More than 1,300 men who say they have suffered major health problems, including heart attacks and strokes, after taking testosterone replacement drugs are banding together to sue major drugmakers over these effects. The men said they were misled by drugs companies’ marketing to take the hormones for a condition they claim companies made up.

Low testosterone can be a genuine medical condition if caused by medical disorders in the testicles, pituitary gland or brain, according to the Food and Drug Administration. This particular condition is known as hypogonadism, and in these cases, testosterone is approved as replacement therapy. But, the agency noted, it has “become aware that testosterone is being used extensively in attempts to relieve symptoms in men who have low testosterone for no apparent reason other than aging. The benefits and safety of this use have not been established.”

The men in the suit, which is underway in a district court in Illinois, are suing pharmaceutical companies AbbVie, Auxilium, Lilly, Watson, Endo and Pfizer, according to a press release by one of the law firms involved. The suit alleges that these companies marketed the condition “Low T,” alongside their testosterone products, by describing symptoms that are often associated with aging.

What I haven’t seen before is companies inventing a fake disease,” Ron Johnson, a lawyer in one of the cases, said, Forbes reported. “There’s no such thing as that.”

The copyright for the website belongs to AbbVie. “Reduced Sex Drive? Decreased Energy?” one of the slides on the homepage asks viewers. “Low testosterone, or Low T, is a medical condition ... and can cause symptoms such as: reduced sex drive, reduced energy, and sexual dysfunction, among others,” it says. “If you feel you’re experiencing the signs and/or symptoms of Low T, talk to your doctor to learn more about all the signs and symptoms of Low T and see if you should be tested.”

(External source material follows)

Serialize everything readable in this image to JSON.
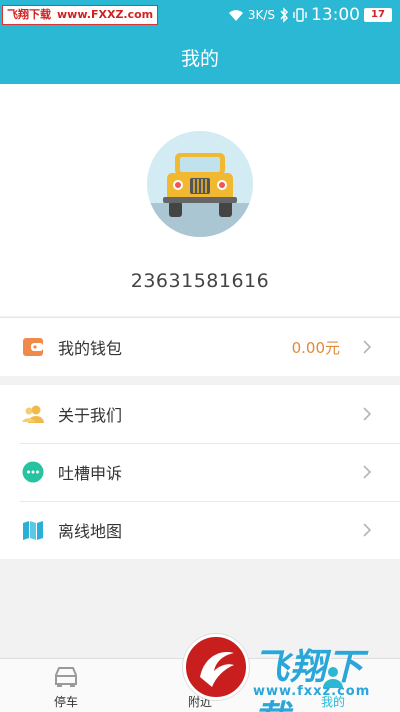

One plaintiff, Bob Cripe, blamed AndroGel, a testosterone gel made by AbbVie, for a stroke that left him partially paralyzed at the age of 46. He began taking the gel one week before his stroke.